Geophysical, archeological and biological studies, descriptions by early explorers, civil codes, mission records and accounts, documentation of settlements, guidebooks, travel narratives and journals, family and local histories, economic reports and statistics, reports on US/Mexican border affairs, and contemporary trade relations reflect the topical breadth of these resources, which range in date from the mid-eighteenth century to the present.
Most of these are Spanish language materials published largely in Baja California or in the United States, although many of the histories, guidebooks, and early works on natural history are in English.
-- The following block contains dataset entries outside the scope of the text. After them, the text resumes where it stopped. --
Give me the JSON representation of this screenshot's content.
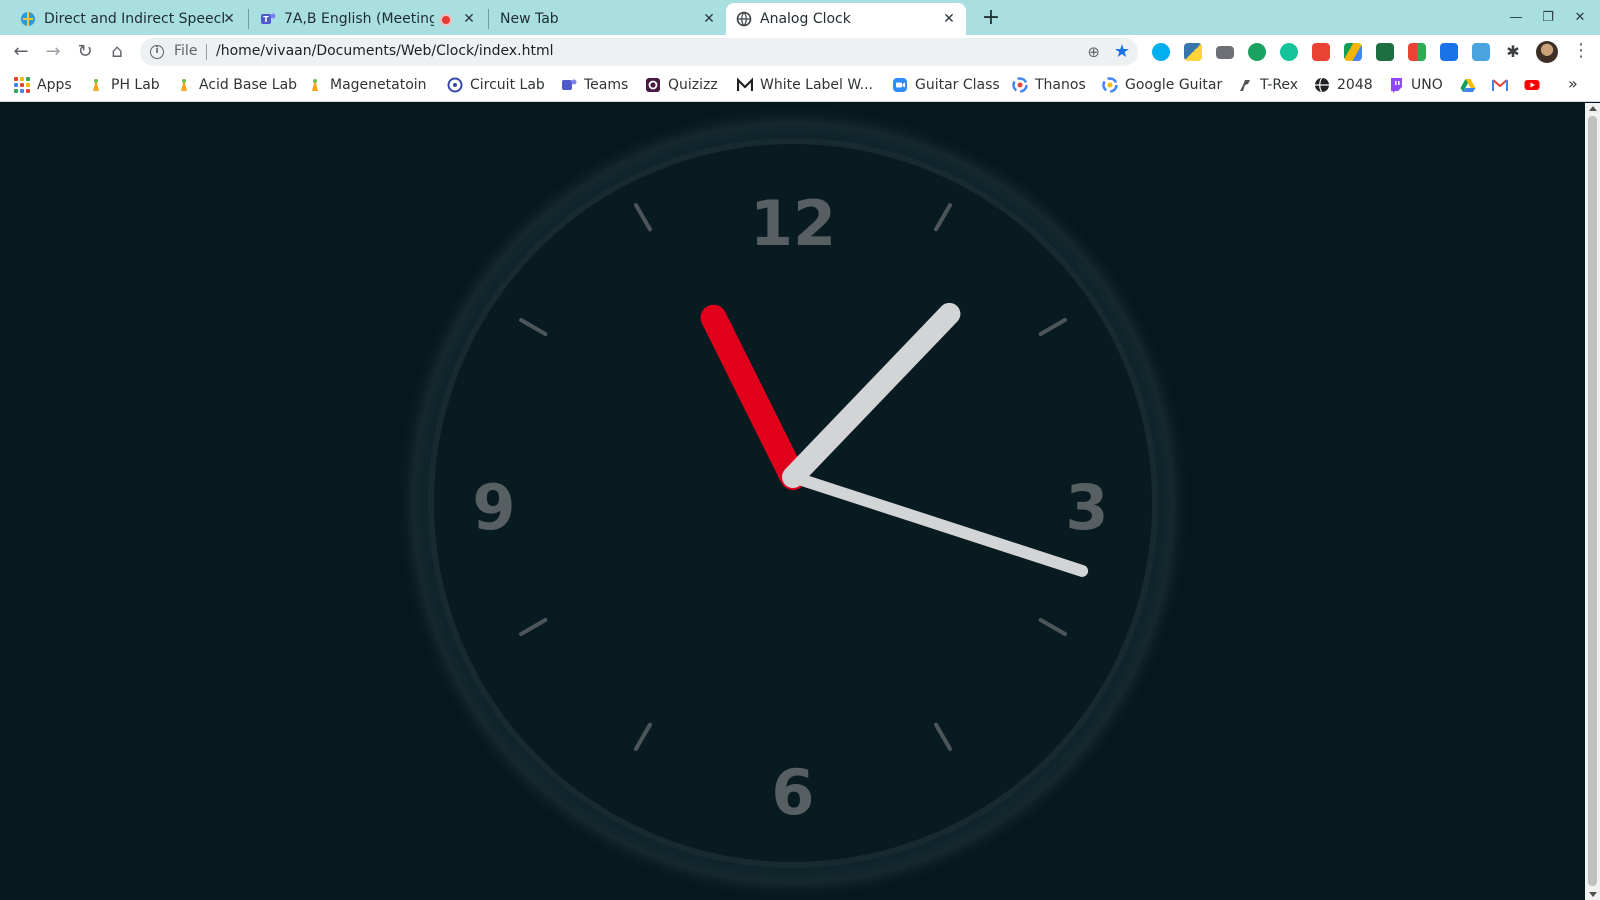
{
  "browser": {
    "tabs": [
      {
        "title": "Direct and Indirect Speech",
        "favicon": "globe-blue-icon",
        "active": false,
        "recording": false
      },
      {
        "title": "7A,B English (Meeting",
        "favicon": "teams-icon",
        "active": false,
        "recording": true
      },
      {
        "title": "New Tab",
        "favicon": "",
        "active": false,
        "recording": false
      },
      {
        "title": "Analog Clock",
        "favicon": "globe-icon",
        "active": true,
        "recording": false
      }
    ],
    "address_bar": {
      "scheme_label": "File",
      "url": "/home/vivaan/Documents/Web/Clock/index.html"
    },
    "bookmarks": [
      {
        "label": "Apps",
        "icon": "apps-grid-icon"
      },
      {
        "label": "PH Lab",
        "icon": "phet-icon"
      },
      {
        "label": "Acid Base Lab",
        "icon": "phet-icon"
      },
      {
        "label": "Magenetatoin",
        "icon": "phet-icon"
      },
      {
        "label": "Circuit Lab",
        "icon": "circle-icon"
      },
      {
        "label": "Teams",
        "icon": "teams-icon"
      },
      {
        "label": "Quizizz",
        "icon": "quizizz-icon"
      },
      {
        "label": "White Label W...",
        "icon": "m-logo-icon"
      },
      {
        "label": "Guitar Class",
        "icon": "zoom-icon"
      },
      {
        "label": "Thanos",
        "icon": "google-icon"
      },
      {
        "label": "Google Guitar",
        "icon": "google-icon"
      },
      {
        "label": "T-Rex",
        "icon": "trex-icon"
      },
      {
        "label": "2048",
        "icon": "globe-dark-icon"
      },
      {
        "label": "UNO",
        "icon": "twitch-icon"
      },
      {
        "label": "",
        "icon": "drive-icon"
      },
      {
        "label": "",
        "icon": "gmail-icon"
      },
      {
        "label": "",
        "icon": "youtube-icon"
      }
    ]
  },
  "clock": {
    "numerals": {
      "twelve": "12",
      "three": "3",
      "six": "6",
      "nine": "9"
    },
    "time": {
      "hours": 11,
      "minutes": 7,
      "seconds": 18
    },
    "colors": {
      "background": "#06171d",
      "face": "#081c22",
      "hour_hand": "#e0001b",
      "minute_hand": "#d2d4d5",
      "second_hand": "#d2d4d5",
      "ticks": "#4d5559",
      "numerals": "#575f63"
    }
  }
}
Some interesting examples in the collection include 1889/90 issues of Periodico Oficial, a government newspaper for the Baja district of Mexico that published legal news and announcements but also included extensive advertising and sales notices; Lower Californian, an English language newspaper published in Ensenada in the late nineteenth century; Coleccion de los principales trabajos ... de los territorios de la Alta y de la Baja California (1827), an important compilation of eight of the earliest works proposing a government for the Californias; Lessepas's De la colonizacion de la Baja California (1859), one of the earliest quantitative summaries of colonization efforts; Report on the Property of the Triunfo Silver Mining and Commercial Company of Lower California (1866), a promotional report describing mining operations and encouraging American development; the Richard Dering Letters, penned in the mid-nineteenth century by a settler of the Lower California Company; and the papers of cartographer and travel writer Howard E. Gulick.
Additional early accounts of Baja explorers and missionaries appear in the department's Hill Collection of Pacific Voyages. Complimentary materials on marine science are held by UCSD's Scripps Institution of Oceanography. The UCSD International Relations/Pacific Studies Library gathers contemporary documents about Baja California business and trade.
Bibliographic access to these materials is provided through ROGER WEB and MELVYL, the UCSD Libraries and UC-wide online library catalogs. Finding aids for Baja California manuscripts are also available online.